Surprised During A Walk Down Charing Cross Road And Your mother Was Right About Talking To Strangers
Yes, I know this might be construed as an exercise in relentless self-publicizing – which of course it is. Also, this post is an example of two things I have always enjoyed; the coincidences that occur when walking around a big city and one of my often-indulged favourite pastimes; photographing store windows.
Yesterday I walked from Trafalgar Square to Euston Station a distance of about 1.6 miles (or 2.5 kilometres if you’re that way inclined). I decided to amble along the west side of Charing Cross Road, the sidelined with independent bookstores that always feature more interesting windows than the big chain book stores on the east side.
I hadn’t gone much beyond Leicester (pronounced Lester as Brits never cease to point out) Square Underground Station past a café, a sweet shop (charming that such places still exist) a hairstylist advertising hair cuts for men and women, a store named Any Amount Of Books from which books flow onto the sidewalk like lava from a small volcano, a gaping entranceway to an apartment building (which Brits would call a block of flats) when I came to the blue façade and tall windows of Henry Pordes Books. (Surely everyone who has read this far has guessed where this story is leading.) In the front row of the window nestled between a book on Soviet photography and another on palms (the hand part not the tree) in western painting sat George Daniels: A Master Watchmaker & His Art. A superb book written by, well, me.
Henry Pordes sells antiquarian and second-hand books.

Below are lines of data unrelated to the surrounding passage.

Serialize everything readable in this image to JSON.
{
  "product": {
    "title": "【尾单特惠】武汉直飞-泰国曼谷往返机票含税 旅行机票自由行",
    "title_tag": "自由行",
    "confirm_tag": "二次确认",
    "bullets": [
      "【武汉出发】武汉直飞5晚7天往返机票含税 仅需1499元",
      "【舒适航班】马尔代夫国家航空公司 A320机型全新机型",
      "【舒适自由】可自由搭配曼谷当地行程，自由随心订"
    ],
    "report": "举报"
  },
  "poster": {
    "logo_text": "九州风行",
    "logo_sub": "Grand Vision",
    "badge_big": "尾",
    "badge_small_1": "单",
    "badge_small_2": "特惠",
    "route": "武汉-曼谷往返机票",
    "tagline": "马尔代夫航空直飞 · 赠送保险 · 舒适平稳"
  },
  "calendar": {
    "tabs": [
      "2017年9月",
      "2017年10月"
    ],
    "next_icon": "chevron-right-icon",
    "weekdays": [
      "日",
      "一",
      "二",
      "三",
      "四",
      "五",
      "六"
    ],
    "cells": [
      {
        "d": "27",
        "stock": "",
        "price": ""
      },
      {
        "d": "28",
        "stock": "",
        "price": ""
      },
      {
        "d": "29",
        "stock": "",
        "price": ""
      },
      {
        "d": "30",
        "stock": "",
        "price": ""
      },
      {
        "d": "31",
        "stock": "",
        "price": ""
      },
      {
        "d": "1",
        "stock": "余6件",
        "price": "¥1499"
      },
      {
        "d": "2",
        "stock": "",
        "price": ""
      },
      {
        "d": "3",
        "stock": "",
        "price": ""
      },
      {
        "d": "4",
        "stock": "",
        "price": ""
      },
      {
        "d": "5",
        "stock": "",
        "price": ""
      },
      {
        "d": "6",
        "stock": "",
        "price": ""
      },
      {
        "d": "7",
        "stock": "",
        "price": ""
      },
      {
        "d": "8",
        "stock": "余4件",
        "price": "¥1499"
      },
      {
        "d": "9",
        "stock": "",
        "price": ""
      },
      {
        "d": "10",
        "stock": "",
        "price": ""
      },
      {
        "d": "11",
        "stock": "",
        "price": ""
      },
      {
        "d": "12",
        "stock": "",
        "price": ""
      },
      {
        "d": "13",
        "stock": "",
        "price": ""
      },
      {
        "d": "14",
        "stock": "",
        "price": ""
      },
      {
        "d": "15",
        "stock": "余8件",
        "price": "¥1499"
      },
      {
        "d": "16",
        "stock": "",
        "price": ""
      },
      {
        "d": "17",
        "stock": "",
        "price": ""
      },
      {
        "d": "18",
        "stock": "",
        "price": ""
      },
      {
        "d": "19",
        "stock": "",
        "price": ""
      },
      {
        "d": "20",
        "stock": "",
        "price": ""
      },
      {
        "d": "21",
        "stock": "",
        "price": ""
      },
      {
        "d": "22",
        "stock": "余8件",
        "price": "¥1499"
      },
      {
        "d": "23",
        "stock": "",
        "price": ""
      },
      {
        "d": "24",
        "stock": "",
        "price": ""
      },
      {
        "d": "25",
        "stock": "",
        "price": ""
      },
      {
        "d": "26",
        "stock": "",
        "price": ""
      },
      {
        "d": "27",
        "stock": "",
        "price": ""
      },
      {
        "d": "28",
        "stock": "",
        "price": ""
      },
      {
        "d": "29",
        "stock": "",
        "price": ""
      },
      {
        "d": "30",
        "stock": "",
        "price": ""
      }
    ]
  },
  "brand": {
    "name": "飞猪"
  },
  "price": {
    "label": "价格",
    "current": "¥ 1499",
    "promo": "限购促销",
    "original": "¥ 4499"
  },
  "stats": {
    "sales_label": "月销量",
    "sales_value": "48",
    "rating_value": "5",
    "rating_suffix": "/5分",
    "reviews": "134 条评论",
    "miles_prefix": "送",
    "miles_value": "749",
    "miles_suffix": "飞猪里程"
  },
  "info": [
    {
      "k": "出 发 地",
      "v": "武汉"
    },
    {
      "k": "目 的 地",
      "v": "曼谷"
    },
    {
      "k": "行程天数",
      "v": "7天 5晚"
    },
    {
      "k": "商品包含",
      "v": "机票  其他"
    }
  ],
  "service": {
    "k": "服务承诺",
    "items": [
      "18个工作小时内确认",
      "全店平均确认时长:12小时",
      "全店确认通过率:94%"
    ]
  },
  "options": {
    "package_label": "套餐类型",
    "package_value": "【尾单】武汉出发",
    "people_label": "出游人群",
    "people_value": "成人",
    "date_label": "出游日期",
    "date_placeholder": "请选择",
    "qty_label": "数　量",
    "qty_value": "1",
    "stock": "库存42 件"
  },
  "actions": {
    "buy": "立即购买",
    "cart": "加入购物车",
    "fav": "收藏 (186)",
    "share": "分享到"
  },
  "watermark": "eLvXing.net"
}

Seeing my book there proves a point. Books are not thrown away but find their way into the food chain of sellers like Henry Pordes. I am happy about that.
In a burst of ego, I decided to ask the staff if they would like me to sign the book. On the sidewalk just beneath the windows was a jumble of cardboard boxes filled with books. A gentleman knelt by the boxes examining the contents. He looked official so I asked him about the possibility of an impromptu book signing. Turned out he’s a customer of the store but one that likes to meet authors. He asked which book in the window was mine. I showed him and in a distinct Antipodean accent, he said; ‘That’s not for me. I have no interests in watches or watchmaking.’
Our conversation over, I entered the store, found a member of staff and inquired about signing the book.
As you can see from the photos my offer was happily accepted. The store manager John Nolfi even posed for a photo with the book and me. Sorry about the glare.
Because of what happened yesterday, making allowances for the Antipodean of course, I plan to keep walking through cities and checking out bookstore windows. Really, it’s fun. You should try it sometime. Just be careful about talking to strangers.